____ THE INPUT

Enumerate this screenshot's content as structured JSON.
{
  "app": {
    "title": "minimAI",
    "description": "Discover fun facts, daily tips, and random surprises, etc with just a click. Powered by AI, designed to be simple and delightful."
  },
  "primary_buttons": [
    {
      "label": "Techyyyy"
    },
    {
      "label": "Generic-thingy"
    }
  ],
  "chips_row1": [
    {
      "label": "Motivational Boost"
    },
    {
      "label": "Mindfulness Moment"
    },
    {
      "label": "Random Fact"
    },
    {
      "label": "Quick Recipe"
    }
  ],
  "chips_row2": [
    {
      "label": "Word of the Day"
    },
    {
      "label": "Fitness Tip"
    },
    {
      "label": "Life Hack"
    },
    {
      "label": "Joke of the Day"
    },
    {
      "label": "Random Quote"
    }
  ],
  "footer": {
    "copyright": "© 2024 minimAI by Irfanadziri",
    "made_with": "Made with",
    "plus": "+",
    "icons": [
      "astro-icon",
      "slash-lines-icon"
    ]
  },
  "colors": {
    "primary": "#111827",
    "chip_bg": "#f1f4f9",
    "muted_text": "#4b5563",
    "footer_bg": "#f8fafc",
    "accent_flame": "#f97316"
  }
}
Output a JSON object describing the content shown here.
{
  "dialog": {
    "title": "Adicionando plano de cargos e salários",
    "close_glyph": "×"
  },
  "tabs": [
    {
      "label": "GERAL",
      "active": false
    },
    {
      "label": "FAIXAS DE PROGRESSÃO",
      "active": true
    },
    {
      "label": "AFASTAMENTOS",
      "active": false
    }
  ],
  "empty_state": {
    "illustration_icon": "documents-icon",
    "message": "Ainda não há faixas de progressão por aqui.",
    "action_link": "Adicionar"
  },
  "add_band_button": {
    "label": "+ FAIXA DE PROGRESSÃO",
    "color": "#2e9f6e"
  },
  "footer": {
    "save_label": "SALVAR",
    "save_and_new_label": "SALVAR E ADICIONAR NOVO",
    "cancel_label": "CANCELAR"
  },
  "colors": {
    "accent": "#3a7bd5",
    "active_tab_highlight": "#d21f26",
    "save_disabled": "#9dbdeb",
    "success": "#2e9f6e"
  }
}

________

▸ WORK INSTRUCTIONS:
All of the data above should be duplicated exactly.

▸ RESULT OF THE TASK:
Enumerate this screenshot's content as structured JSON.
{
  "app": {
    "title": "minimAI",
    "description": "Discover fun facts, daily tips, and random surprises, etc with just a click. Powered by AI, designed to be simple and delightful."
  },
  "primary_buttons": [
    {
      "label": "Techyyyy"
    },
    {
      "label": "Generic-thingy"
    }
  ],
  "chips_row1": [
    {
      "label": "Motivational Boost"
    },
    {
      "label": "Mindfulness Moment"
    },
    {
      "label": "Random Fact"
    },
    {
      "label": "Quick Recipe"
    }
  ],
  "chips_row2": [
    {
      "label": "Word of the Day"
    },
    {
      "label": "Fitness Tip"
    },
    {
      "label": "Life Hack"
    },
    {
      "label": "Joke of the Day"
    },
    {
      "label": "Random Quote"
    }
  ],
  "footer": {
    "copyright": "© 2024 minimAI by Irfanadziri",
    "made_with": "Made with",
    "plus": "+",
    "icons": [
      "astro-icon",
      "slash-lines-icon"
    ]
  },
  "colors": {
    "primary": "#111827",
    "chip_bg": "#f1f4f9",
    "muted_text": "#4b5563",
    "footer_bg": "#f8fafc",
    "accent_flame": "#f97316"
  }
}
Output a JSON object describing the content shown here.
{
  "dialog": {
    "title": "Adicionando plano de cargos e salários",
    "close_glyph": "×"
  },
  "tabs": [
    {
      "label": "GERAL",
      "active": false
    },
    {
      "label": "FAIXAS DE PROGRESSÃO",
      "active": true
    },
    {
      "label": "AFASTAMENTOS",
      "active": false
    }
  ],
  "empty_state": {
    "illustration_icon": "documents-icon",
    "message": "Ainda não há faixas de progressão por aqui.",
    "action_link": "Adicionar"
  },
  "add_band_button": {
    "label": "+ FAIXA DE PROGRESSÃO",
    "color": "#2e9f6e"
  },
  "footer": {
    "save_label": "SALVAR",
    "save_and_new_label": "SALVAR E ADICIONAR NOVO",
    "cancel_label": "CANCELAR"
  },
  "colors": {
    "accent": "#3a7bd5",
    "active_tab_highlight": "#d21f26",
    "save_disabled": "#9dbdeb",
    "success": "#2e9f6e"
  }
}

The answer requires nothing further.